A community leader called farmers from neighbouring communities to discuss a terrible problem. They needed an urgent strategy to talk to the most powerful person in the area, the sultan. His elephant was damaging everyone's crops.
Everybody came. The atmosphere was tense and the discussions were heated.
Worried about what would happen if the sultan takes offense at being told about the damage, they agreed that the community leader would lead a delegation to talk to the sultan. At the start of the conversation, the leader would simply say "Sultan, your elephant..."
If the sultan then says "what about my elephant?" the rest of the delegation would tell him about the destruction of their crops.
The sultan agreed to meet the delegation. The leader sat opposite the sultan with the rest of the delegation behind him.
"Sultan, your elephant..." he said.
"What about my elephant?" the sultan asked, visibly irritated.
The leader was waiting for the rest of the delegation to speak, but nobody dared to talk.
"What about my elephant?" the sultan asked even more irritated.
Silence. The leader tried to make eye contact with his comrades, but they were all sitting with their heads lowered.
Then the leader spoke. "Sultan...eh...Sultan, your elephant is lonely. He needs a mate."
The moral of the story? Being afraid to dialogue honestly and to speak truth to power will result in you having to cope with two elephants destroying

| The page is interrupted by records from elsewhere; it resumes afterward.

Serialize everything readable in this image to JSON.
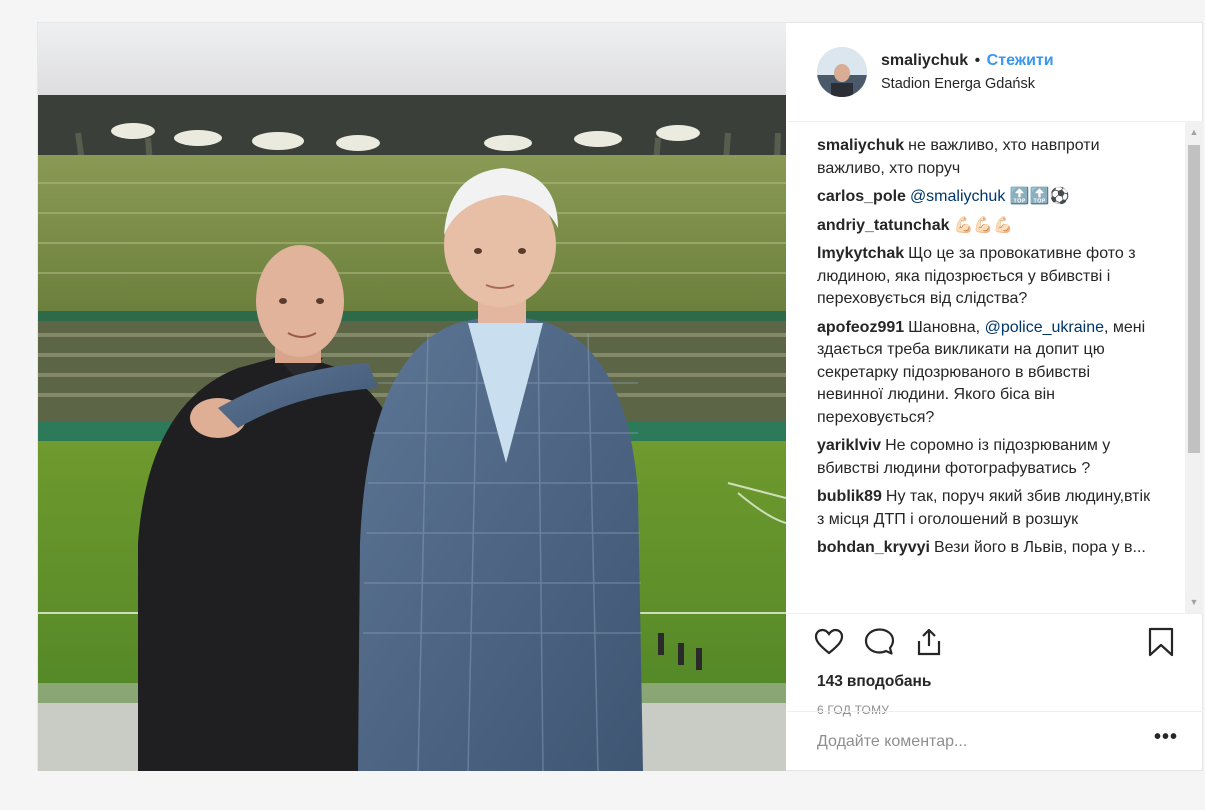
{
  "post": {
    "username": "smaliychuk",
    "separator": "•",
    "follow_label": "Стежити",
    "location": "Stadion Energa Gdańsk",
    "likes_count": "143",
    "likes_label": "вподобань",
    "time_ago": "6 ГОД ТОМУ",
    "comment_placeholder": "Додайте коментар...",
    "more_label": "•••"
  },
  "comments": [
    {
      "user": "smaliychuk",
      "text": "не важливо, хто навпроти важливо, хто поруч"
    },
    {
      "user": "carlos_pole",
      "mention": "@smaliychuk",
      "text": "🔝🔝⚽"
    },
    {
      "user": "andriy_tatunchak",
      "text": "💪🏻💪🏻💪🏻"
    },
    {
      "user": "lmykytchak",
      "text": "Що це за провокативне фото з людиною, яка підозрюється у вбивстві і переховується від слідства?"
    },
    {
      "user": "apofeoz991",
      "text_before": "Шановна,",
      "mention": "@police_ukraine",
      "text": ", мені здається треба викликати на допит цю секретарку підозрюваного в вбивстві невинної людини. Якого біса він переховується?"
    },
    {
      "user": "yariklviv",
      "text": "Не соромно із підозрюваним у вбивстві людини фотографуватись ?"
    },
    {
      "user": "bublik89",
      "text": "Ну так, поруч який збив людину,втік з місця ДТП і оголошений в розшук"
    },
    {
      "user": "bohdan_kryvyi",
      "text": "Вези його в Львів, пора у в..."
    }
  ],
  "icons": {
    "like": "heart-outline-icon",
    "comment": "speech-bubble-icon",
    "share": "share-upload-icon",
    "save": "bookmark-icon",
    "scroll_up": "triangle-up",
    "scroll_down": "triangle-down"
  },
  "colors": {
    "follow": "#3897f0",
    "mention": "#003569",
    "muted": "#8e8e8e",
    "text": "#262626"
  }
}
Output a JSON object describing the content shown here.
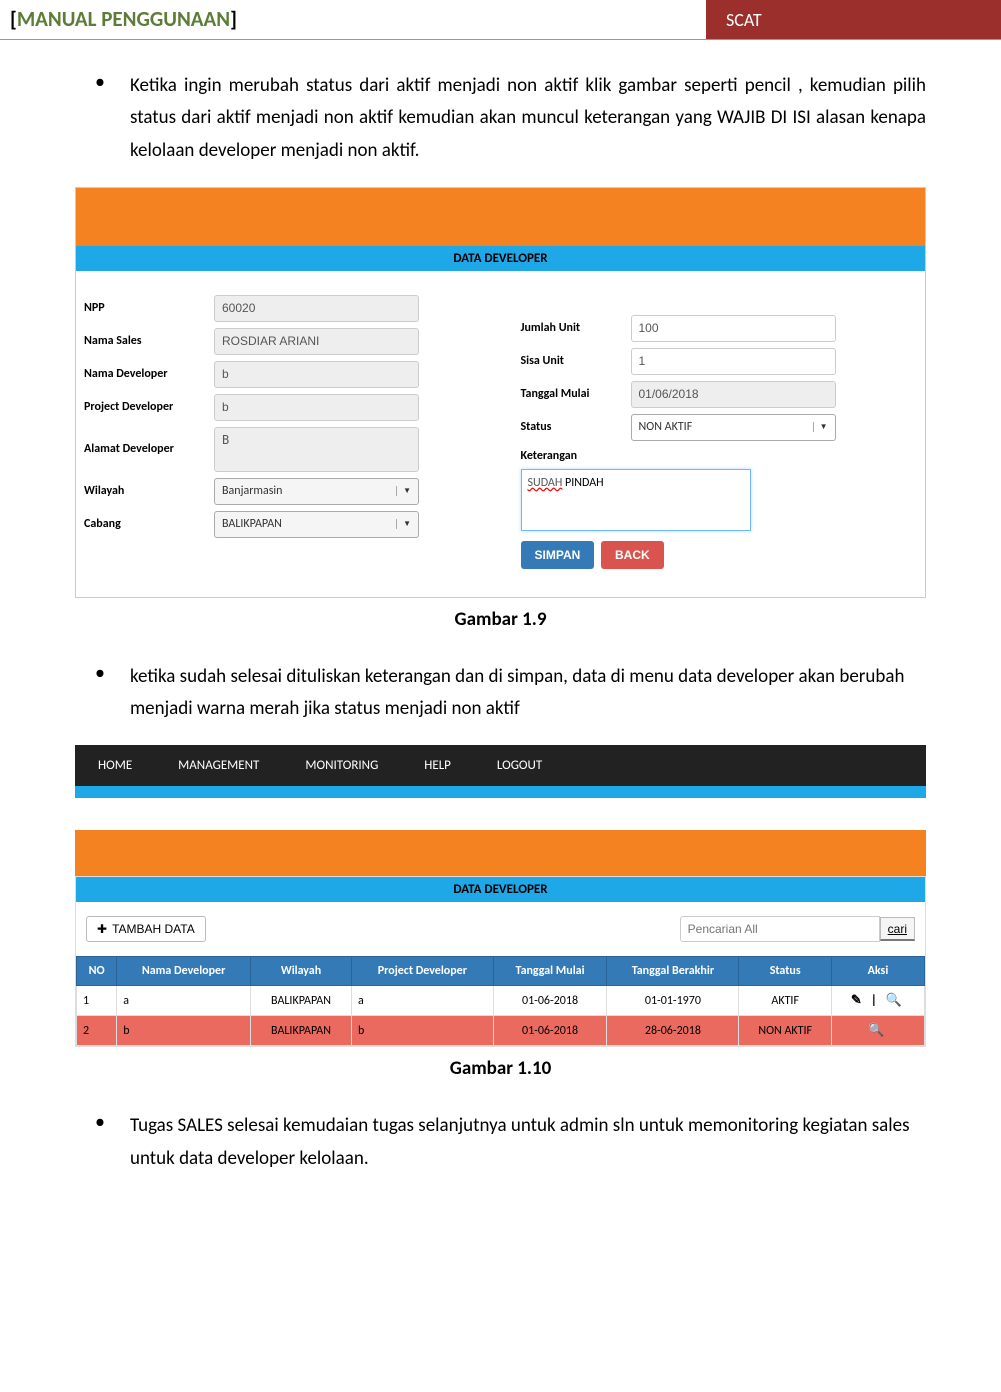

what you have built up.
Adapted from a story told to me by a South Sudanese peacebuilder.